--- ABOUT THIS TASK ---
Find the line in the data below that contains "Read all visible content and emit it as JSON.". Return that line and all the lines after it, unchanged.
═════ INFORMATION SHOWN ═════
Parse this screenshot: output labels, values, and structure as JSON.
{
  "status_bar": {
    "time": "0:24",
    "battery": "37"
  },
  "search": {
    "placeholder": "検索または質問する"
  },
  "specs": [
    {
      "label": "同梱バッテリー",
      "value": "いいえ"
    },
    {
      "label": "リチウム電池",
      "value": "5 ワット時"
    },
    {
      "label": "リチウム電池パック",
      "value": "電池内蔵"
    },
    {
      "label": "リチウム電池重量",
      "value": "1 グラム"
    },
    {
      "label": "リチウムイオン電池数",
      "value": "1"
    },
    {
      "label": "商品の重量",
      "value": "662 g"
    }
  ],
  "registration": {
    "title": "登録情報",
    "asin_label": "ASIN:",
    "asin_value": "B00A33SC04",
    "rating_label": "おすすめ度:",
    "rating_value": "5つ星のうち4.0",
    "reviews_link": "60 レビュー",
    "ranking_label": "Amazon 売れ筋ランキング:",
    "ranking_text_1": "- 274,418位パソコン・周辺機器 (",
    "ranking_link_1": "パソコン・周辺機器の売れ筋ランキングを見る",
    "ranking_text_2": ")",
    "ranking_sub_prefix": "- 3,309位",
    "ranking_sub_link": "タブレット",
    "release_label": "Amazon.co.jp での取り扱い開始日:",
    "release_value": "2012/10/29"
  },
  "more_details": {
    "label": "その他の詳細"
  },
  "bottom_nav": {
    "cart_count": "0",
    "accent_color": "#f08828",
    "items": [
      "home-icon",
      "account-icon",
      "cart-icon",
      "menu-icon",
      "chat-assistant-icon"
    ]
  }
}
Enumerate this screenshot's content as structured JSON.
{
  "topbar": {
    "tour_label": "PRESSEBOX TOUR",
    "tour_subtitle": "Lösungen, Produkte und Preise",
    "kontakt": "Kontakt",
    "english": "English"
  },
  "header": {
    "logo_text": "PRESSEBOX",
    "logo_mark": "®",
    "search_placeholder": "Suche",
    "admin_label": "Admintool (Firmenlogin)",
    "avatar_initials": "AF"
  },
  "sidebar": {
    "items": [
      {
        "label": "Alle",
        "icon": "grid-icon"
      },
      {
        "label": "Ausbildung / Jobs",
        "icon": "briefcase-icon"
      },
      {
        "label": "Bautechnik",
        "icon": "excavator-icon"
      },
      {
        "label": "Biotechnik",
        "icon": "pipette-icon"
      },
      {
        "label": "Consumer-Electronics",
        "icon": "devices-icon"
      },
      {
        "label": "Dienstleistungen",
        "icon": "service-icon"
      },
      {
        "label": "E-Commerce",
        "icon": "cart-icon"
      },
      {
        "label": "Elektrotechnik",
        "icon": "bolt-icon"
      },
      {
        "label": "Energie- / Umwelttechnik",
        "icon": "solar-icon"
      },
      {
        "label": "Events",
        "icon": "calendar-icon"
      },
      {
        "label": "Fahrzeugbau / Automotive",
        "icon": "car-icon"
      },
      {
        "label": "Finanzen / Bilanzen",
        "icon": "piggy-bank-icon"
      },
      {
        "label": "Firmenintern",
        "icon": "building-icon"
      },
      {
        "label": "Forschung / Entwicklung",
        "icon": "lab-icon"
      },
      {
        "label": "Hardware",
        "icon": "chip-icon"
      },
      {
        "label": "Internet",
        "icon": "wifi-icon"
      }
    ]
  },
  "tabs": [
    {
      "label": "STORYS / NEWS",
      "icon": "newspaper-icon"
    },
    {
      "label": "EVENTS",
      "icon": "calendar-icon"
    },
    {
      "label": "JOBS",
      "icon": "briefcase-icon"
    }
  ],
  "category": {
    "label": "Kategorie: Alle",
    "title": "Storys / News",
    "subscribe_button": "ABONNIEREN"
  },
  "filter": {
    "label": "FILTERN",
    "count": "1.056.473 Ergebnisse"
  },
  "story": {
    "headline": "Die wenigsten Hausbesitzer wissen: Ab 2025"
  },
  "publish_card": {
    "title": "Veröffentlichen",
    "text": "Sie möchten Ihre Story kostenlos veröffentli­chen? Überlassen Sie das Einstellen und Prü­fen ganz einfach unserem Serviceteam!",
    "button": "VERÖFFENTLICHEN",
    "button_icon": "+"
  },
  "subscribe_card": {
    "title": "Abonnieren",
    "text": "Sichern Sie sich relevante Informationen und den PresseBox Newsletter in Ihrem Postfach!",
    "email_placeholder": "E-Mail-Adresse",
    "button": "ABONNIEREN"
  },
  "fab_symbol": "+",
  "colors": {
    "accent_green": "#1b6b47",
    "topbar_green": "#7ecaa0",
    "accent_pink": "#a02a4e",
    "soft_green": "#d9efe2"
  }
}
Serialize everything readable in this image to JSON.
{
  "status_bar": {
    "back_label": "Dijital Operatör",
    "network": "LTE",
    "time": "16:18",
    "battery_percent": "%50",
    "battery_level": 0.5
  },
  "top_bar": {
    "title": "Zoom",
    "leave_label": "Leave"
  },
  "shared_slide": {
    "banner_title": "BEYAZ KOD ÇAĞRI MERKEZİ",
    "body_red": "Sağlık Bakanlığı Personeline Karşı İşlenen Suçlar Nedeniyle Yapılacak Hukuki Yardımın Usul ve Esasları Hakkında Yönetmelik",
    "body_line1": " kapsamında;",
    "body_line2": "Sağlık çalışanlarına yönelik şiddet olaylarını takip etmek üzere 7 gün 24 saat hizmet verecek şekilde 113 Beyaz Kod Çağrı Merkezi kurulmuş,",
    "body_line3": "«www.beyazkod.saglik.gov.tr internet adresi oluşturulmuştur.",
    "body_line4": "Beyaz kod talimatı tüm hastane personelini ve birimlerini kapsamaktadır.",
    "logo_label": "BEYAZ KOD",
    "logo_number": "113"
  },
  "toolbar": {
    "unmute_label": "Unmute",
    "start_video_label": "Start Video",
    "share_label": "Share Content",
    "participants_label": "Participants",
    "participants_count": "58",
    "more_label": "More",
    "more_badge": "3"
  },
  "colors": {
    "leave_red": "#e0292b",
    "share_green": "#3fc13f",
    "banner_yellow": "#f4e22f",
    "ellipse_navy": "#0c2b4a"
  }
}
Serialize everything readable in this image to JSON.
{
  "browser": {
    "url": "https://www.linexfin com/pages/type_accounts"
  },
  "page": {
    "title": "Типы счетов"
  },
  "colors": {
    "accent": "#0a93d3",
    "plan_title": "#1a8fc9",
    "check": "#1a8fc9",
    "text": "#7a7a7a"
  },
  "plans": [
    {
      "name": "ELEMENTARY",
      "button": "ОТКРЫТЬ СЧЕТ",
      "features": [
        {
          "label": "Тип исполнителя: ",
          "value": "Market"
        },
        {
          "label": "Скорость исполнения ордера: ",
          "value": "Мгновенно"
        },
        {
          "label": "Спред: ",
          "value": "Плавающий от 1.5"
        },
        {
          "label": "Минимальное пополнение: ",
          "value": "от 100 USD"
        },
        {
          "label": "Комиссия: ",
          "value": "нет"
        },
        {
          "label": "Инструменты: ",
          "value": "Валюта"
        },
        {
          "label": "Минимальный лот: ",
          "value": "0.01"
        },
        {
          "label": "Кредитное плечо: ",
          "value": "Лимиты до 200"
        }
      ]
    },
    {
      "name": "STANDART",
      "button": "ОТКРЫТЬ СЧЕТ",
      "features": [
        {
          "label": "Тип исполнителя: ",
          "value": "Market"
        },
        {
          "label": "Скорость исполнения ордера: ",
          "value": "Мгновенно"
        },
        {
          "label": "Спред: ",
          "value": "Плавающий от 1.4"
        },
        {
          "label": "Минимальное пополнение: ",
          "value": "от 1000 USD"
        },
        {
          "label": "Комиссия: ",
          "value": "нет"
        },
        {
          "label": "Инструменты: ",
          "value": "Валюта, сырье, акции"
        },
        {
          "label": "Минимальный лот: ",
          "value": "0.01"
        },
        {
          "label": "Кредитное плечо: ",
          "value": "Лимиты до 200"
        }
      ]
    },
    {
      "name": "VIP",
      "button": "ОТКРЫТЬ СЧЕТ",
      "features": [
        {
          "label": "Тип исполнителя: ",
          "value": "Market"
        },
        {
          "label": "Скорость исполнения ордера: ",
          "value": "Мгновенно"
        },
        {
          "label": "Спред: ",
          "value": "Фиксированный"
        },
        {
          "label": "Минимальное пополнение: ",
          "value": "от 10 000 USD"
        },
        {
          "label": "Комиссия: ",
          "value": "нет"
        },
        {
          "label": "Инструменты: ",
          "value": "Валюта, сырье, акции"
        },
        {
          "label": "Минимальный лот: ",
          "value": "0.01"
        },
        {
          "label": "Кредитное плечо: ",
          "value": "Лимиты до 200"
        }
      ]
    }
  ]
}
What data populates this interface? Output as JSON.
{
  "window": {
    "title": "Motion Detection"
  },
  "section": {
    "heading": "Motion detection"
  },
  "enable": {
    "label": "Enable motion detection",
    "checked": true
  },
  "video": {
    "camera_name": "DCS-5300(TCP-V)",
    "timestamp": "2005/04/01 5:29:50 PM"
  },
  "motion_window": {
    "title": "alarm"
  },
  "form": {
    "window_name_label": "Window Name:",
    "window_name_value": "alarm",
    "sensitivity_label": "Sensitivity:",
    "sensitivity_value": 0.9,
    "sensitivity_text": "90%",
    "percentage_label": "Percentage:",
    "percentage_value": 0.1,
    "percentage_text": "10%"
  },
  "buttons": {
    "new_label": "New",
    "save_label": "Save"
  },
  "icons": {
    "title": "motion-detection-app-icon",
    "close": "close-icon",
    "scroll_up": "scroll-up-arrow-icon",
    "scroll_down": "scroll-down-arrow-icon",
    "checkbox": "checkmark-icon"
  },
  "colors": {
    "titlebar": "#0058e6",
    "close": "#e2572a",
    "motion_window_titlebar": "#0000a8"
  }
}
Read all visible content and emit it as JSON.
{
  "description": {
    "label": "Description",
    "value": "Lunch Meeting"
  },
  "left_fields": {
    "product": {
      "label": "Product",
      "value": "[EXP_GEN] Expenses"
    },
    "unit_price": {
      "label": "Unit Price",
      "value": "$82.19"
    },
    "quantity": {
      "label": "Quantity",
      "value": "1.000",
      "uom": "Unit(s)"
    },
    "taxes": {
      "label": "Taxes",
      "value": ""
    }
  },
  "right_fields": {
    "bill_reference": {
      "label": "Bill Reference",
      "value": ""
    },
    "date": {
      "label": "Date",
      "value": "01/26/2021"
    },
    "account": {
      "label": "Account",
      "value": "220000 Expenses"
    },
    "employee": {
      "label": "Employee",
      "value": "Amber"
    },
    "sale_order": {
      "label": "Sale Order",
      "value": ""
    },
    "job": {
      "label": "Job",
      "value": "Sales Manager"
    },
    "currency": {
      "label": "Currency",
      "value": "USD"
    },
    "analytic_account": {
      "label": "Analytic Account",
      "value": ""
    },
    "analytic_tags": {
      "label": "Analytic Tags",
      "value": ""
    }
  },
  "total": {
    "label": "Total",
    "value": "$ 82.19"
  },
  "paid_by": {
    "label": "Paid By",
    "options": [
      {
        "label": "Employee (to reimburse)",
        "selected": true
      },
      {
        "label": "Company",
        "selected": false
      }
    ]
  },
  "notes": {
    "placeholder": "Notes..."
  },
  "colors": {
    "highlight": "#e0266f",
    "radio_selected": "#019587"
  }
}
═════
--- OUTPUT OF THE EXERCISE ---
Read all visible content and emit it as JSON.
{
  "description": {
    "label": "Description",
    "value": "Lunch Meeting"
  },
  "left_fields": {
    "product": {
      "label": "Product",
      "value": "[EXP_GEN] Expenses"
    },
    "unit_price": {
      "label": "Unit Price",
      "value": "$82.19"
    },
    "quantity": {
      "label": "Quantity",
      "value": "1.000",
      "uom": "Unit(s)"
    },
    "taxes": {
      "label": "Taxes",
      "value": ""
    }
  },
  "right_fields": {
    "bill_reference": {
      "label": "Bill Reference",
      "value": ""
    },
    "date": {
      "label": "Date",
      "value": "01/26/2021"
    },
    "account": {
      "label": "Account",
      "value": "220000 Expenses"
    },
    "employee": {
      "label": "Employee",
      "value": "Amber"
    },
    "sale_order": {
      "label": "Sale Order",
      "value": ""
    },
    "job": {
      "label": "Job",
      "value": "Sales Manager"
    },
    "currency": {
      "label": "Currency",
      "value": "USD"
    },
    "analytic_account": {
      "label": "Analytic Account",
      "value": ""
    },
    "analytic_tags": {
      "label": "Analytic Tags",
      "value": ""
    }
  },
  "total": {
    "label": "Total",
    "value": "$ 82.19"
  },
  "paid_by": {
    "label": "Paid By",
    "options": [
      {
        "label": "Employee (to reimburse)",
        "selected": true
      },
      {
        "label": "Company",
        "selected": false
      }
    ]
  },
  "notes": {
    "placeholder": "Notes..."
  },
  "colors": {
    "highlight": "#e0266f",
    "radio_selected": "#019587"
  }
}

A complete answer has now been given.